The most important feature for me – and the reason Peak is an integral part of my money system – is the round-up feature. When this feature is activated, Peak will monitor your credit cards, then round up every transaction you make to the nearest dollar. Peak will then save that spare change into your Peak account.
An example will help explain how round-ups work. Let’s say you buy a soda for $1.75. Peak will automatically monitor this transaction and round up the transaction to $2. Peak will then withdraw the remaining 25 cents from your bank account and set it aside for you in your Peak account. I like to think of it as the digital equivalent of a piggy bank or spare change jar that you might have in your room. As anyone who has kept this spare change jar knows, it’s always surprising how much money makes it into that jar without you even realizing it.
To set up the Peak feature, you simply tap the Peak logo in the top right corner of the app, activate the round-up feature, choose which accounts you want Peak to monitor for round-ups, and then allocate which Peak savings goal you’d like Peak to save your round-ups into. I have all of my Peak round-ups go into a Peak that I’ve labeled as “Emergency Fund.”
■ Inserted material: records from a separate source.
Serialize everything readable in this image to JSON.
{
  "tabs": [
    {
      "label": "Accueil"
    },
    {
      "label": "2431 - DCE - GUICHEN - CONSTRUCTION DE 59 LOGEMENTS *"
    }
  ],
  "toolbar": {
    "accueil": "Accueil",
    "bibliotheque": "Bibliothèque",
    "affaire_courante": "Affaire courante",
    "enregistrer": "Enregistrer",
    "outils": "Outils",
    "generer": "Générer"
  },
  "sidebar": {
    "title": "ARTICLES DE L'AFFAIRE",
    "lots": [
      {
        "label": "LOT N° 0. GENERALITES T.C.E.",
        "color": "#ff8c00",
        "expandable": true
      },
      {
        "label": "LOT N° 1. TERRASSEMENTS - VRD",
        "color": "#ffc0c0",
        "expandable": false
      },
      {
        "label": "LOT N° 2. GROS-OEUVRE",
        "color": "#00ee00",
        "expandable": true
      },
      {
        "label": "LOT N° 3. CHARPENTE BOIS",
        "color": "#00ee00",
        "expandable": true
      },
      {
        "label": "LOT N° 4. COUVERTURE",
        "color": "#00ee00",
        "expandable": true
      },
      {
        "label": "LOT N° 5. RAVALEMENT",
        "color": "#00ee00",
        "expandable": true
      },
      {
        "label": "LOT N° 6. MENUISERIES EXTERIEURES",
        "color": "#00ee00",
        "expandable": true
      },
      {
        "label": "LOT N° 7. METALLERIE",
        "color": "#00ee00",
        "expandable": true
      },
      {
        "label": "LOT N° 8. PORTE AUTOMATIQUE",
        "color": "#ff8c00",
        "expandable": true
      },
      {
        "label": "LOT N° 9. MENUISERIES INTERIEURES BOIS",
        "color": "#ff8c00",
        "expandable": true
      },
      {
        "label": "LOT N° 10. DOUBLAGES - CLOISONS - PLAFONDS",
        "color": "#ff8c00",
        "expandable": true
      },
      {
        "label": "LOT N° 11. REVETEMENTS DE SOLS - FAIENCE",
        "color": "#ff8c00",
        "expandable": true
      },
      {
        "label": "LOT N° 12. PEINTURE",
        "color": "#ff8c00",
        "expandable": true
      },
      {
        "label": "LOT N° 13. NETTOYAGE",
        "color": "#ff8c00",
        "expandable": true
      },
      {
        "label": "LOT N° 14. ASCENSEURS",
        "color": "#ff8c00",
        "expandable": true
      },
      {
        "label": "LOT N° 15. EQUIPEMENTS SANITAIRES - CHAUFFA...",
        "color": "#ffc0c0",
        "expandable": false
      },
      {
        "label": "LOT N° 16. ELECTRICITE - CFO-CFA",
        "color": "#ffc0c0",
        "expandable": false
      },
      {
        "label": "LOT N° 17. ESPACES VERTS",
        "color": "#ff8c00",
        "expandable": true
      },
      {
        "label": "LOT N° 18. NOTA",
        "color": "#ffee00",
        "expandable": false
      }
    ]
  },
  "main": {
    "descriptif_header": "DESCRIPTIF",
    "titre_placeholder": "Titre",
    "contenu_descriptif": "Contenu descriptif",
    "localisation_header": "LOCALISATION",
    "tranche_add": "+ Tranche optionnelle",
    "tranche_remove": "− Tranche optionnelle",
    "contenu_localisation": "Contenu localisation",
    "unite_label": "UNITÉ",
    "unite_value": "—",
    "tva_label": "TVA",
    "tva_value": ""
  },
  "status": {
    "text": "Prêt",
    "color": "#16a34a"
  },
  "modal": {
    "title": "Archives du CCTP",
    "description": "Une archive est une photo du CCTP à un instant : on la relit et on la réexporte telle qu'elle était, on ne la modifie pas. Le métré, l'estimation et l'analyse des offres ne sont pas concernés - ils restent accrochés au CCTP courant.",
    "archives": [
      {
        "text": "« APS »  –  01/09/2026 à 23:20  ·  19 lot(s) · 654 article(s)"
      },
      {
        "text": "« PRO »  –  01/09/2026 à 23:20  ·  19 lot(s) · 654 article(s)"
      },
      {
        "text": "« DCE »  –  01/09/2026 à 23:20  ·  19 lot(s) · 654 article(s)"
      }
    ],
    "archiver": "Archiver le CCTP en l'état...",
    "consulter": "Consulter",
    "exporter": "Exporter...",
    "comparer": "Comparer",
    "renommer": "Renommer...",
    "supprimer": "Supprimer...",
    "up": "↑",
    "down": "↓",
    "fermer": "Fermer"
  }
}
One thing to note is that Peak will monitor your round-ups until you’ve hit $5 of total round-ups. Once you hit $5 or more in round-ups, Peak will initiate a withdrawal from your bank account and set that money aside into your Peak account.
The Important Reason I Recommend Peak – It’s 100% Free
I think it bears repeating, but the reason I find Peak superior to any other similar app is due to the fact that it’s totally free. Peak doesn’t charge any monthly fees and they don’t try to sell you on anything either.
There are a few other apps with a similar round-up feature to Peak, but I think they’re all inferior compared to what Peak offers. Qapital, as discussed before, was a great app that worked perfectly for goal-based savings and microsavings, but they now charge anywhere from $3 to $12 per month to use their app. That’s untenable for me.
Another app with a round-up feature is Acorns, which is a pretty popular app in the fintech world. Unlike Peak, Acorns takes your spare change and invests it for you in a diversified, low-cost portfolio. The problem is that Acorns charges $1 per month or $12 per year to use their app. That might not seem like much, but it’s a huge amount when you think about how much spare change you’ll save over the course of a year. For most people, charging $1 per month will basically amount to a 6-10% annual fee. That’s way too high.
Instead, if you want to replicate what Acorns does, you can do it for free by combining Peak with a free investing app such as M1 Finance. Simply have Peak round up your transactions, then every month, transfer all your spare change into M1 Finance. You’ll get the exact same thing Acorns does but at no cost. (Related: How To Make Your Own Free Version Of Acorns)
Personally, I don’t think it’s particularly meaningful to invest your spare change. Instead, I prefer saving it and adding it towards various short-term goals or at least using that spare change as a way to bolster my emergency fund.
In conclusion, I think Peak is a great app that’s definitely worth including in your money system. I’d recommend using Peak for short-term savings goals where you want to create a new savings bucket quickly and easily on your phone. For longer-term goals, I’d recommend creating sub-savings accounts in a high-yield savings account (so things like a house fund or really large savings goals should go in a traditional high-yield savings account).
The main reason to use Peak, however, is for the round-up feature. Add Peak into your money system and round up all of your daily transactions. You’ll find that it’s an easy way to increase your savings without even noticing it. If you combine Peak with a free app like Albert, you’ll have a nice microsaving system in place. You can check out Peak Money on their website.
Update: Previously, Peak was only available on iOS, but it’s now available on iOS, Android, and can be accessed on your computer as well.